Modern digital cameras have very powerful noise reduction algorithms implemented in their signal processors. All of them have one thing in common: The algorithm needs to decide “What is noise and what is image content”. Have a look at the concept.
We will describe how a simple noise reduction algorithm works. This is definitely not the best, but the concept is very clear and most of the implementations in digital cameras are based on this idea:
1) divide the signal in noise and image content
2) reduce the noise
3) put the image together again
The algorithm shown here is a also known as “coring” and is that low in its computational needs, that is has been used for years, even for real-time noise reduction in video processing.
We start with an image, that shows noise we want to reduce (1). An easy way to reduce noise is to make a low-pass filtering. The result (2) is a blurry version of the starting image. So we have successfully reduced the noise, but we do not have a good looking image as we also have made it blurry. The aim is to reduce the noise and NOT make it appear blurry.
The difference of these two images (1 and 2) is a high-pass version of the image (3). This image contains the information that was lost when making the low-pass filtering. So the original image is the sum of the low-pass and the high-pass image. (1 = 2 + 3)
In the high-pass image (3) edges and high contrast structures get high values, low-contrast structures get a low value. We now make the assumption, that the small values represent noise, higher values represent the high-frequency image content. So we make a threshold operation and force all low values to 0, while higher values are left untouched.

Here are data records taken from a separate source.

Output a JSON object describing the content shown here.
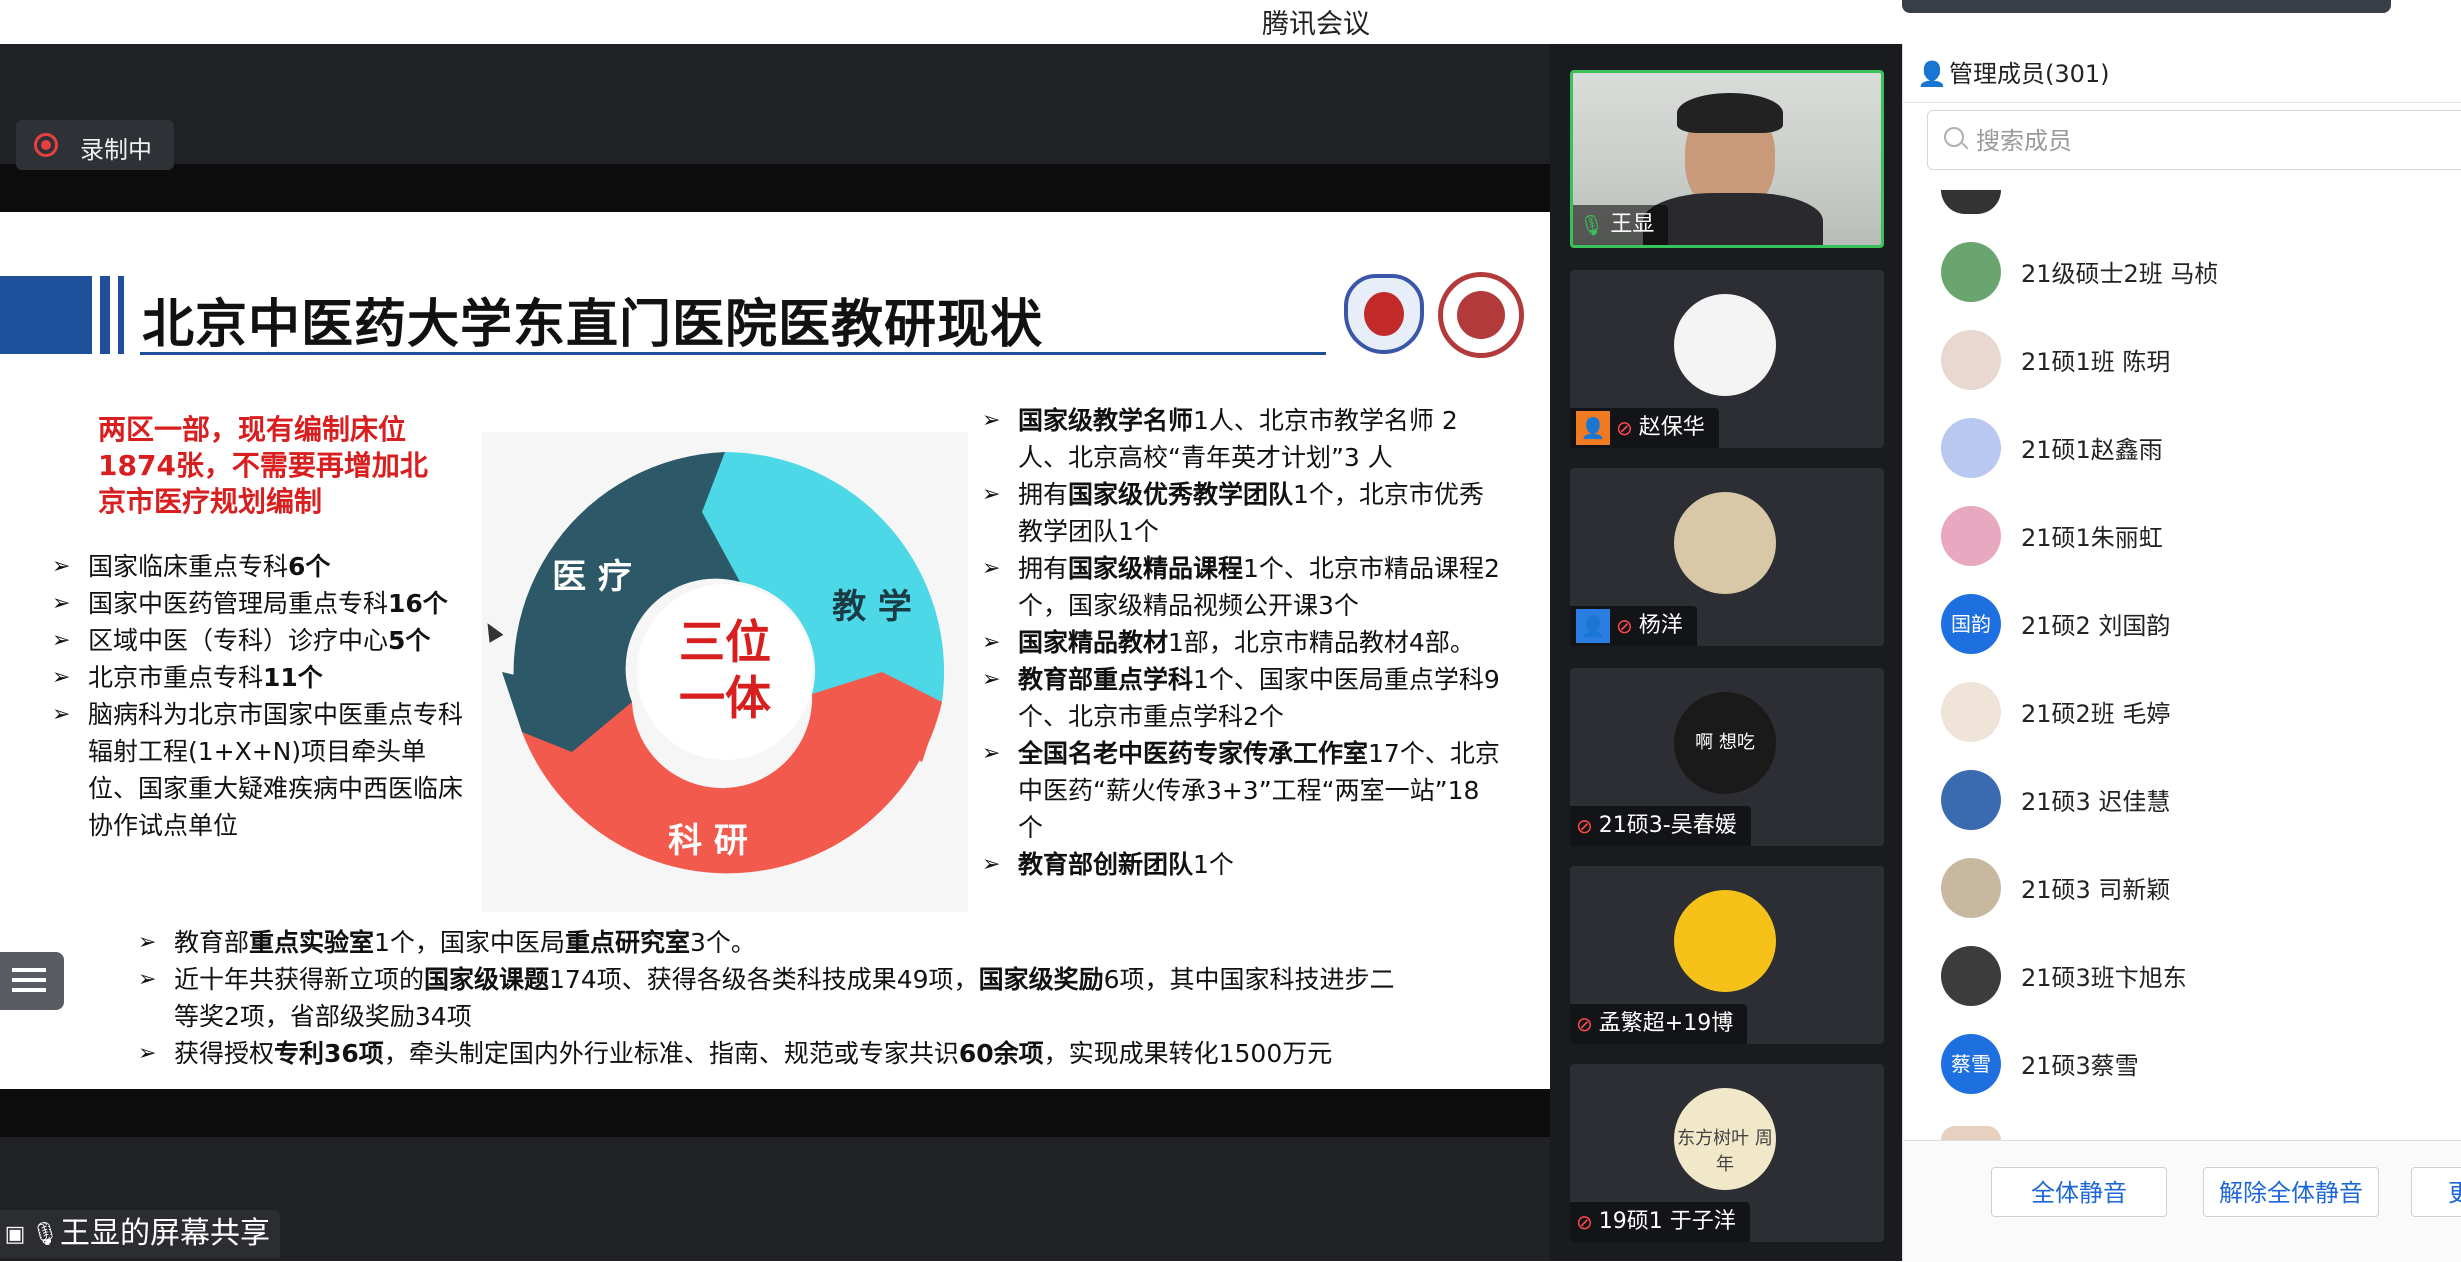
{
  "window": {
    "title": "腾讯会议"
  },
  "recording": {
    "label": "录制中"
  },
  "share": {
    "presenter_label": "王显的屏幕共享"
  },
  "slide": {
    "title": "北京中医药大学东直门医院医教研现状",
    "red_note": "两区一部，现有编制床位1874张，不需要再增加北京市医疗规划编制",
    "cycle": {
      "center_line1": "三位",
      "center_line2": "一体",
      "seg_medical": "医 疗",
      "seg_teaching": "教 学",
      "seg_research": "科 研"
    },
    "left_list": [
      {
        "pre": "国家临床重点专科",
        "b": "6个",
        "post": ""
      },
      {
        "pre": "国家中医药管理局重点专科",
        "b": "16个",
        "post": ""
      },
      {
        "pre": "区域中医（专科）诊疗中心",
        "b": "5个",
        "post": ""
      },
      {
        "pre": "北京市重点专科",
        "b": "11个",
        "post": ""
      },
      {
        "pre": "脑病科为北京市国家中医重点专科辐射工程(1+X+N)项目牵头单位、国家重大疑难疾病中西医临床协作试点单位",
        "b": "",
        "post": ""
      }
    ],
    "right_list": [
      {
        "b": "国家级教学名师",
        "post": "1人、北京市教学名师 2人、北京高校“青年英才计划”3 人"
      },
      {
        "pre": "拥有",
        "b": "国家级优秀教学团队",
        "post": "1个，北京市优秀教学团队1个"
      },
      {
        "pre": "拥有",
        "b": "国家级精品课程",
        "post": "1个、北京市精品课程2个，国家级精品视频公开课3个"
      },
      {
        "b": "国家精品教材",
        "post": "1部，北京市精品教材4部。"
      },
      {
        "b": "教育部重点学科",
        "post": "1个、国家中医局重点学科9个、北京市重点学科2个"
      },
      {
        "b": "全国名老中医药专家传承工作室",
        "post": "17个、北京中医药“薪火传承3+3”工程“两室一站”18个"
      },
      {
        "b": "教育部创新团队",
        "post": "1个"
      }
    ],
    "bottom_list": [
      {
        "p1": "教育部",
        "b1": "重点实验室",
        "p2": "1个，国家中医局",
        "b2": "重点研究室",
        "p3": "3个。",
        "b3": "",
        "p4": ""
      },
      {
        "p1": "近十年共获得新立项的",
        "b1": "国家级课题",
        "p2": "174项、获得各级各类科技成果49项，",
        "b2": "国家级奖励",
        "p3": "6项，其中国家科技进步二等奖2项，省部级奖励34项",
        "b3": "",
        "p4": ""
      },
      {
        "p1": "获得授权",
        "b1": "专利36项",
        "p2": "，牵头制定国内外行业标准、指南、规范或专家共识",
        "b2": "60余项",
        "p3": "，实现成果转化1500万元",
        "b3": "",
        "p4": ""
      }
    ]
  },
  "video_tiles": [
    {
      "name": "王显",
      "mic": "on",
      "host": false,
      "avatar": "video"
    },
    {
      "name": "赵保华",
      "mic": "muted",
      "host": true,
      "host_color": "#f07a22",
      "avatar": "cartoon-bird"
    },
    {
      "name": "杨洋",
      "mic": "muted",
      "host": true,
      "host_color": "#2a7de1",
      "avatar": "panda"
    },
    {
      "name": "21硕3-吴春媛",
      "mic": "muted",
      "host": false,
      "avatar": "sticker",
      "avatar_text": "啊 想吃"
    },
    {
      "name": "孟繁超+19博",
      "mic": "muted",
      "host": false,
      "avatar": "sun"
    },
    {
      "name": "19硕1 于子洋",
      "mic": "muted",
      "host": false,
      "avatar": "photo",
      "avatar_text": "东方树叶 周年"
    }
  ],
  "members_panel": {
    "header": "管理成员(301)",
    "search_placeholder": "搜索成员",
    "members": [
      {
        "name": "21级硕士2班 马桢",
        "avatar": "#6aa56f"
      },
      {
        "name": "21硕1班 陈玥",
        "avatar": "#e8d8d0"
      },
      {
        "name": "21硕1赵鑫雨",
        "avatar": "#b8c8f0"
      },
      {
        "name": "21硕1朱丽虹",
        "avatar": "#e8a8c0"
      },
      {
        "name": "21硕2 刘国韵",
        "avatar": "#1e6fe0",
        "text": "国韵"
      },
      {
        "name": "21硕2班 毛婷",
        "avatar": "#f0e4d8"
      },
      {
        "name": "21硕3 迟佳慧",
        "avatar": "#3a6ab0"
      },
      {
        "name": "21硕3 司新颖",
        "avatar": "#c8b8a0"
      },
      {
        "name": "21硕3班卞旭东",
        "avatar": "#3c3c3c"
      },
      {
        "name": "21硕3蔡雪",
        "avatar": "#1e6fe0",
        "text": "蔡雪"
      }
    ],
    "buttons": [
      "全体静音",
      "解除全体静音",
      "更"
    ]
  }
}
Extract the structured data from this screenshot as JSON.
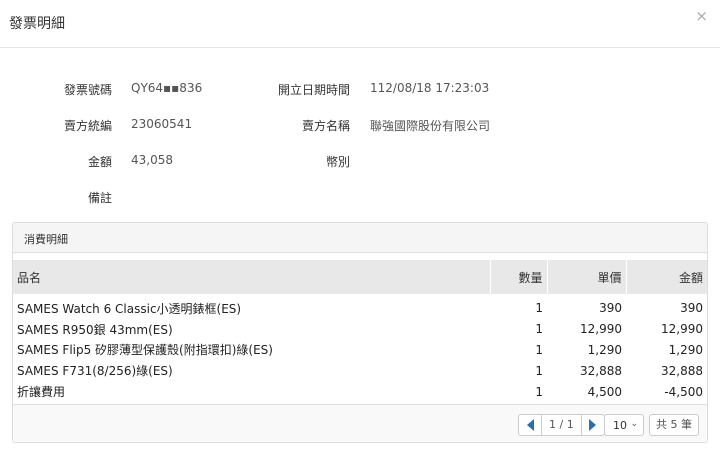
{
  "modal": {
    "title": "發票明細",
    "close": "×"
  },
  "invoice": {
    "number_label": "發票號碼",
    "number_value": "QY64▪▪836",
    "date_label": "開立日期時間",
    "date_value": "112/08/18  17:23:03",
    "seller_id_label": "賣方統編",
    "seller_id_value": "23060541",
    "seller_name_label": "賣方名稱",
    "seller_name_value": "聯強國際股份有限公司",
    "amount_label": "金額",
    "amount_value": "43,058",
    "currency_label": "幣別",
    "currency_value": "",
    "remark_label": "備註",
    "remark_value": ""
  },
  "details": {
    "heading": "消費明細",
    "columns": [
      "品名",
      "數量",
      "單價",
      "金額"
    ],
    "rows": [
      [
        "SAMES  Watch  6  Classic小透明錶框(ES)",
        "1",
        "390",
        "390"
      ],
      [
        "SAMES  R950銀  43mm(ES)",
        "1",
        "12,990",
        "12,990"
      ],
      [
        "SAMES  Flip5  矽膠薄型保護殼(附指環扣)綠(ES)",
        "1",
        "1,290",
        "1,290"
      ],
      [
        "SAMES  F731(8/256)綠(ES)",
        "1",
        "32,888",
        "32,888"
      ],
      [
        "折讓費用",
        "1",
        "4,500",
        "-4,500"
      ]
    ]
  },
  "pagination": {
    "page_info": "1 / 1",
    "page_size": "10",
    "total": "共 5 筆"
  }
}
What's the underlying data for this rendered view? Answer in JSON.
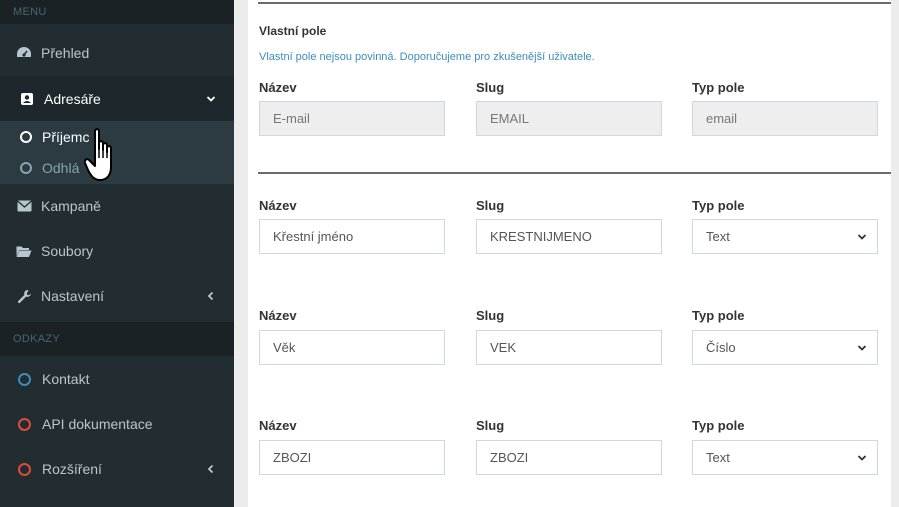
{
  "sidebar": {
    "menu_header": "MENU",
    "links_header": "ODKAZY",
    "items": {
      "overview": {
        "label": "Přehled",
        "icon": "dashboard-icon"
      },
      "contacts": {
        "label": "Adresáře",
        "icon": "address-book-icon"
      },
      "campaigns": {
        "label": "Kampaně",
        "icon": "envelope-icon"
      },
      "files": {
        "label": "Soubory",
        "icon": "folder-open-icon"
      },
      "settings": {
        "label": "Nastavení",
        "icon": "wrench-icon"
      },
      "contact": {
        "label": "Kontakt",
        "icon": "circle-icon",
        "color": "#3c8dbc"
      },
      "api": {
        "label": "API dokumentace",
        "icon": "circle-icon",
        "color": "#dd4b39"
      },
      "extensions": {
        "label": "Rozšíření",
        "icon": "circle-icon",
        "color": "#dd4b39"
      }
    },
    "submenu": {
      "recipients": "Příjemc",
      "unsubscribed": "Odhlá"
    }
  },
  "panel": {
    "title": "Vlastní pole",
    "description": "Vlastní pole nejsou povinná. Doporučujeme pro zkušenější uživatele.",
    "label_name": "Název",
    "label_slug": "Slug",
    "label_type": "Typ pole",
    "rows": [
      {
        "name": "E-mail",
        "slug": "EMAIL",
        "type": "email"
      },
      {
        "name": "Křestní jméno",
        "slug": "KRESTNIJMENO",
        "type": "Text"
      },
      {
        "name": "Věk",
        "slug": "VEK",
        "type": "Číslo"
      },
      {
        "name": "ZBOZI",
        "slug": "ZBOZI",
        "type": "Text"
      }
    ]
  }
}
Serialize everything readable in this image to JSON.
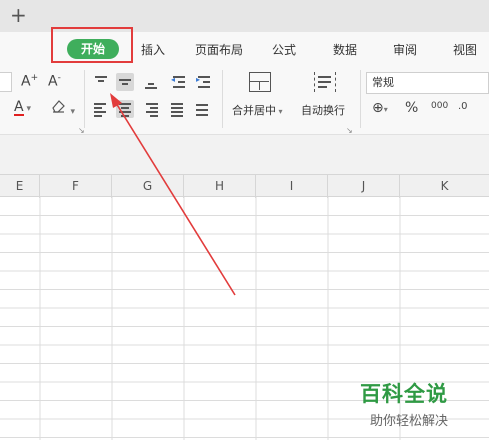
{
  "top": {
    "new_tab_icon": "plus-icon"
  },
  "ribbon": {
    "tabs": [
      {
        "label": "开始",
        "active": true
      },
      {
        "label": "插入"
      },
      {
        "label": "页面布局"
      },
      {
        "label": "公式"
      },
      {
        "label": "数据"
      },
      {
        "label": "审阅"
      },
      {
        "label": "视图"
      }
    ],
    "font": {
      "increase_size": "A",
      "decrease_size": "A",
      "font_color": "A",
      "font_color_value": "#e02020"
    },
    "merge_center_label": "合并居中",
    "wrap_text_label": "自动换行",
    "number_format_value": "常规",
    "percent_label": "%",
    "thousands_label": "000",
    "decimal_label": ".0"
  },
  "sheet": {
    "columns": [
      "E",
      "F",
      "G",
      "H",
      "I",
      "J",
      "K"
    ]
  },
  "watermark": {
    "main": "百科全说",
    "sub": "助你轻松解决"
  },
  "colors": {
    "active_tab": "#3fae5c",
    "annotation": "#e23c3c",
    "watermark": "#2f9a44"
  }
}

The result of this operation (4) is now added to the low-pass image (2). The resulting image (5) now has the noise reduced (like in 2), but is not blurry. We preserved edges and strong structures and have at the same time reduced noise.
Shown here is only a intensity image, noise reduction for color images makes it more complex.
This simple algorithm can be modified in a lot of different ways:
• differentiate in more than just “low-pass” and “high-pass”
• use wavelet decomposition to make a more detailed differentiation between frequency bands
• make a “soft” threshold operation to avoid artifacts
• implement noise reduction differently for intensity and color noise
What you see if you have close look at the resulting image: We have lost image information in low contrast fine details. This phenomena is also known as “texture loss” and is a very important part in the image quality analysis. The iQ-Analyzer uses different algorithms to describe this, for more details have a look at these links:
» Differences of digital camera resolution metrology to describe noise reduction artifacts
» Interaction of image noise, spatial resolution, and low contrast ne detail preservation in digital image processing
» Noise Reduction vs. Spatial Resolution